This other mention of Thomas occurs when Jesus decides to travel to the village of Bethany in Judea to raise Lazarus, thus coming dangerously close to Jerusalem (see John 10:22-39, c.f. Mark 10:32-34). Remembering how the Jews there had earlier tried to stone Jesus, the disciples must have felt apprehensive about undertaking such a risky journey (see John 11:8). Thomas, however, seeing Jesus’ determination, exhorts them saying, “Let us also go, that we may die with him” (John 11:16). Brave words for a doubter! Pope Benedict XVI even characterized Thomas’ sincere resolve to follow his Master as something which is “truly exemplary and offers us a valuable lesson: it reveals his total readiness to stand by Jesus, to the point of identifying his own destiny with that of Jesus and of desiring to share with him the supreme trial of death” (September 27, 2006 General Audience).
This is the very definition of the Christian life! A life with Jesus is to be with Him through times of joy, peace, hope, success, and prosperity, as well as uncertainty, loss, sorrow, ridicule, and persecution. This is “no sugarplum” as Benedict describes it in Jesus of Nazareth (pg. 67), but without Christ what can one hope for to carry him or her through the trials of life? What would be the point in continuing on?
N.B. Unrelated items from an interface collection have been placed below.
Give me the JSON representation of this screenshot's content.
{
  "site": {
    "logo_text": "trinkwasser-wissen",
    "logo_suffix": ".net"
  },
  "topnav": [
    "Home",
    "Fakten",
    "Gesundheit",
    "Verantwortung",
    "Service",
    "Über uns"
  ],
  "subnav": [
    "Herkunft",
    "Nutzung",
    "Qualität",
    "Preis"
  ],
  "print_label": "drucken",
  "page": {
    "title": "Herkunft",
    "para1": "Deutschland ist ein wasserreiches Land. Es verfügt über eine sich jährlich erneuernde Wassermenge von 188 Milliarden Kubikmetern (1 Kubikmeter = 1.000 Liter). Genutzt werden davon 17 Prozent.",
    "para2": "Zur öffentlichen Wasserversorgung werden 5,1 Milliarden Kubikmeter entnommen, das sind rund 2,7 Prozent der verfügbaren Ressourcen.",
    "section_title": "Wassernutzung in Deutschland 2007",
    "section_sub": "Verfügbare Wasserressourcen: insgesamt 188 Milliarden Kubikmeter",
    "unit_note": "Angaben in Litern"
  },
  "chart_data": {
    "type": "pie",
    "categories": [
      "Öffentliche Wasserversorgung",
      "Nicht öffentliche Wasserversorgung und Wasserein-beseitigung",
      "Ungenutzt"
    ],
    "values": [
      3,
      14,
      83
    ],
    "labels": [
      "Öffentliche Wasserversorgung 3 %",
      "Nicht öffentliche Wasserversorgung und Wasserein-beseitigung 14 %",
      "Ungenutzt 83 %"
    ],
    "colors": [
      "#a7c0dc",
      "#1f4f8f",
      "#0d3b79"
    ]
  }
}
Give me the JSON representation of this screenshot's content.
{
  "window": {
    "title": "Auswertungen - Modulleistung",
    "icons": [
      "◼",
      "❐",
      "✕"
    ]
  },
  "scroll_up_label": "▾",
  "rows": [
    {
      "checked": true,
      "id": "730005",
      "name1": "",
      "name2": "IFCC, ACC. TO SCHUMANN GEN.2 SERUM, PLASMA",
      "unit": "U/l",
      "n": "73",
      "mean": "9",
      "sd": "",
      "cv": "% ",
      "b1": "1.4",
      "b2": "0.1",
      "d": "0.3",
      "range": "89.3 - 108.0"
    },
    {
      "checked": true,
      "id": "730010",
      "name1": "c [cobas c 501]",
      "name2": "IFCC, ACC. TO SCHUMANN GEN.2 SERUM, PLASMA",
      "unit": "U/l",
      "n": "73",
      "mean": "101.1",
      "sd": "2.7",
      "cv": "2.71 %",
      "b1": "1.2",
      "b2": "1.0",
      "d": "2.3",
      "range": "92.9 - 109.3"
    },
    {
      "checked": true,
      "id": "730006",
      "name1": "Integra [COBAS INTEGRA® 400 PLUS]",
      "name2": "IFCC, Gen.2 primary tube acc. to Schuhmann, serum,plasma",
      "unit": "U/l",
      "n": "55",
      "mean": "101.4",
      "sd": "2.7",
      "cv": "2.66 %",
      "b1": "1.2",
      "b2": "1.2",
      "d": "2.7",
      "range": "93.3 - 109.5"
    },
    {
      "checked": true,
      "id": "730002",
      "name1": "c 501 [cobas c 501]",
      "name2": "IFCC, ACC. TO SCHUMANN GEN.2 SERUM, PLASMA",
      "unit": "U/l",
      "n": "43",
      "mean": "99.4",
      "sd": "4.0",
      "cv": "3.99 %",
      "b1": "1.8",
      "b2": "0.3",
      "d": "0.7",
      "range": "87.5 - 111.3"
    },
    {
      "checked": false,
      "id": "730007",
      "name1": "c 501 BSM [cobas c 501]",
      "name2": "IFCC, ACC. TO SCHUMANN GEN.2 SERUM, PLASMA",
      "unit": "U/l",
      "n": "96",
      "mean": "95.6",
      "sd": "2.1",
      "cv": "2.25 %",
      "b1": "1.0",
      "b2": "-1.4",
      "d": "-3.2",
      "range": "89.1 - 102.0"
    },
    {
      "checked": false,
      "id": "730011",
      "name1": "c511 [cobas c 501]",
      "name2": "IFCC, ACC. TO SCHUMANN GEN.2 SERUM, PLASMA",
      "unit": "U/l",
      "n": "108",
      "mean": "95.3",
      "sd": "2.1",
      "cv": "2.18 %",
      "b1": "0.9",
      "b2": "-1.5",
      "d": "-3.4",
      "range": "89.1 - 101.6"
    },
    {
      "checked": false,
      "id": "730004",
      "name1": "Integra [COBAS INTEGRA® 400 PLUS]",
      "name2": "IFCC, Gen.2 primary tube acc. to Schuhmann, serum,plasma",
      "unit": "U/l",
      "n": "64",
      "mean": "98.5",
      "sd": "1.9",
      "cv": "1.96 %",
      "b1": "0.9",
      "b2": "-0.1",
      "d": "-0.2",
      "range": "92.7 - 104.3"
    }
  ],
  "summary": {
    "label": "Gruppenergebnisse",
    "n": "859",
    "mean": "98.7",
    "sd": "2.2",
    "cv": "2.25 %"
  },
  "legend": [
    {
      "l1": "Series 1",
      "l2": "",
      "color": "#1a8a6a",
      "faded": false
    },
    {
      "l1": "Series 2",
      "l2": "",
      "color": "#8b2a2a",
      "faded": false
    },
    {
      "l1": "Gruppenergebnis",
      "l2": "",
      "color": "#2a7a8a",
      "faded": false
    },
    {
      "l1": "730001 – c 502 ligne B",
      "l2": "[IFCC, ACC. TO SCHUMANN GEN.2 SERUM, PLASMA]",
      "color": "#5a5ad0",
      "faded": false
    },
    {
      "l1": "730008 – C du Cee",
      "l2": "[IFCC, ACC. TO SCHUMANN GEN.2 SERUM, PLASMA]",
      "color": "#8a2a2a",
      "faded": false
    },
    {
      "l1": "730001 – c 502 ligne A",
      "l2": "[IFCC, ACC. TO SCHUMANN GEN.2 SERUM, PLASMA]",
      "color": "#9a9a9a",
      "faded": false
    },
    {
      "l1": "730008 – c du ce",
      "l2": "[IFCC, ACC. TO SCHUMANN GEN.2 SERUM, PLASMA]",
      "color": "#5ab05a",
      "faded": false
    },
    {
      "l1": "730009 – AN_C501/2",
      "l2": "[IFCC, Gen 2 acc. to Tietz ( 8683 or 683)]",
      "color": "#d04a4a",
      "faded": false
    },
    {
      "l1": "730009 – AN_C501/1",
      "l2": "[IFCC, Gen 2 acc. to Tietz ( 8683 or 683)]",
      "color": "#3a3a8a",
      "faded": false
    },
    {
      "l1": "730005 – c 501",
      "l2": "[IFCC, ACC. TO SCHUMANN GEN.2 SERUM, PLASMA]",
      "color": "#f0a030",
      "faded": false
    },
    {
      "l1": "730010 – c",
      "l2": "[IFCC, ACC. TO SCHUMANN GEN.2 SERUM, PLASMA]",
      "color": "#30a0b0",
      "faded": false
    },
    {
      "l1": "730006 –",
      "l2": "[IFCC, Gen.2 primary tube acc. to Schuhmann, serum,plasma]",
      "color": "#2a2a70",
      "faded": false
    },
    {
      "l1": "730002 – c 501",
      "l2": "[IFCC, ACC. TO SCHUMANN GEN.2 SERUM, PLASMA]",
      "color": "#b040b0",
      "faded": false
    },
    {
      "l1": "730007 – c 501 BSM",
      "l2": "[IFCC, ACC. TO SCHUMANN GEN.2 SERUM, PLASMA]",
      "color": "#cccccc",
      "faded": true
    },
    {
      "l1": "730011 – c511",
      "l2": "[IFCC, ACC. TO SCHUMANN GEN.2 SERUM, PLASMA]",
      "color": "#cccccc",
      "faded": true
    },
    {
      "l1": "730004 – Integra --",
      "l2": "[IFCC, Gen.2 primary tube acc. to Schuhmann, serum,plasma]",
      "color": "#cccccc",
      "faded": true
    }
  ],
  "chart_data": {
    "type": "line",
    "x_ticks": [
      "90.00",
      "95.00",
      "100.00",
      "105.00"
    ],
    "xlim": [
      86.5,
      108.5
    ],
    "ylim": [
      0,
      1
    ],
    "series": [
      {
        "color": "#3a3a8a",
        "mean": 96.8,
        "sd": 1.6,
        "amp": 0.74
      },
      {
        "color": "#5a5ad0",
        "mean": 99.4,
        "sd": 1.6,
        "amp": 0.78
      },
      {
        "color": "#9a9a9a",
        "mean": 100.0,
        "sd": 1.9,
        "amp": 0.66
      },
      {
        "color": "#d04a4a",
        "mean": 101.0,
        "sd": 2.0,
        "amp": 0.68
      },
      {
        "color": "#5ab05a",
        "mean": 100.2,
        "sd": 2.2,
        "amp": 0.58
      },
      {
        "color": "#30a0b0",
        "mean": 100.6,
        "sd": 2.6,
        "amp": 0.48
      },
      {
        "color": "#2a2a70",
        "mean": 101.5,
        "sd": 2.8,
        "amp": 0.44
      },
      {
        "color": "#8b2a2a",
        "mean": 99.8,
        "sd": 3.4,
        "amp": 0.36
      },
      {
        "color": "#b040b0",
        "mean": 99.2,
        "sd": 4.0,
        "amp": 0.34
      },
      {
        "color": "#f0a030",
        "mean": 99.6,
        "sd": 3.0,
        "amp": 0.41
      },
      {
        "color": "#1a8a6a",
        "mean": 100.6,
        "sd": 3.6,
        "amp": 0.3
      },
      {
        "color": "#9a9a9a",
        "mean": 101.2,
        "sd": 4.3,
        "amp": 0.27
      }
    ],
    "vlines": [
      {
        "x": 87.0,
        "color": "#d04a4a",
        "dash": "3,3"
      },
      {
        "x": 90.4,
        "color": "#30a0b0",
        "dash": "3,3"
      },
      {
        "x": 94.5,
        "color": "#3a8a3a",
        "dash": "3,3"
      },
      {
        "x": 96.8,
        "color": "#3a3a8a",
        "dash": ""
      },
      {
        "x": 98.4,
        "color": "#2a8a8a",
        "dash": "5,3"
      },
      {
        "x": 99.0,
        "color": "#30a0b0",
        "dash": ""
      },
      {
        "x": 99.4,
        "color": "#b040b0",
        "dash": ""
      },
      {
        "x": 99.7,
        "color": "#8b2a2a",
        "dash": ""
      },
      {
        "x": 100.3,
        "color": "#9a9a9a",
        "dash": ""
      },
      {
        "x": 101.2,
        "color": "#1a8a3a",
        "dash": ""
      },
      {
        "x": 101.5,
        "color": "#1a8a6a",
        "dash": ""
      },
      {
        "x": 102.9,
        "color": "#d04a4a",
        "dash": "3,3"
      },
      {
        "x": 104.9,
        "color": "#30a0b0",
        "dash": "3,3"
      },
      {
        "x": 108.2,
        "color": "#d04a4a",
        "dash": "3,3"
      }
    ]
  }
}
In his final five words recorded in the Bible, Thomas redeems himself after doubting Christ by exclaiming “My Lord and my God!”. The wounds he touched confirm, undoubtedly, the Identity of Christ, the truth of His Message, and the authenticity of God’s infinite Love, not just for Thomas, but all believers! St. Augustine comments on this: Thomas “saw and touched the man, and acknowledged the God whom he neither saw nor touched; but by the means of what he saw and touched, he now put far away from him every doubt, and believed the other” (In ev. Jo. 121, 5).
It is important to remember that Saint Thomas, like all the apostles, was personally chosen by Christ in spite of their weaknesses and lack of understanding. But Christ did not pick worthless men! Rather, their failings are a reminder that holiness is a gift from God and not a human creation, given to us, who have our own weaknesses, so God can transform them into the loving image of Christ and mature our faith. Jesus also permitted Thomas to doubt after the resurrection but did not abandon him in those doubts, instead allowing him to bear witness to the truth of the resurrection and thus verify the whole Christian message (see 1 Corinthians 15:14). Finally, we are called to not give in to our doubts regarding God, our dignity and worth, or even hard Church teachings no matter how unpopular they may seem! By looking to Saint Thomas as a model (and by praying to him for guidance), may we find comfort in our insecurities, hope in the future, and the encouragement to persevere through the difficulties of life on the way to our final rendezvous with our Lord and our God.
Thomas Wong is an undergraduate student at The Catholic University of America and a member of the Catholic University Knights of Columbus.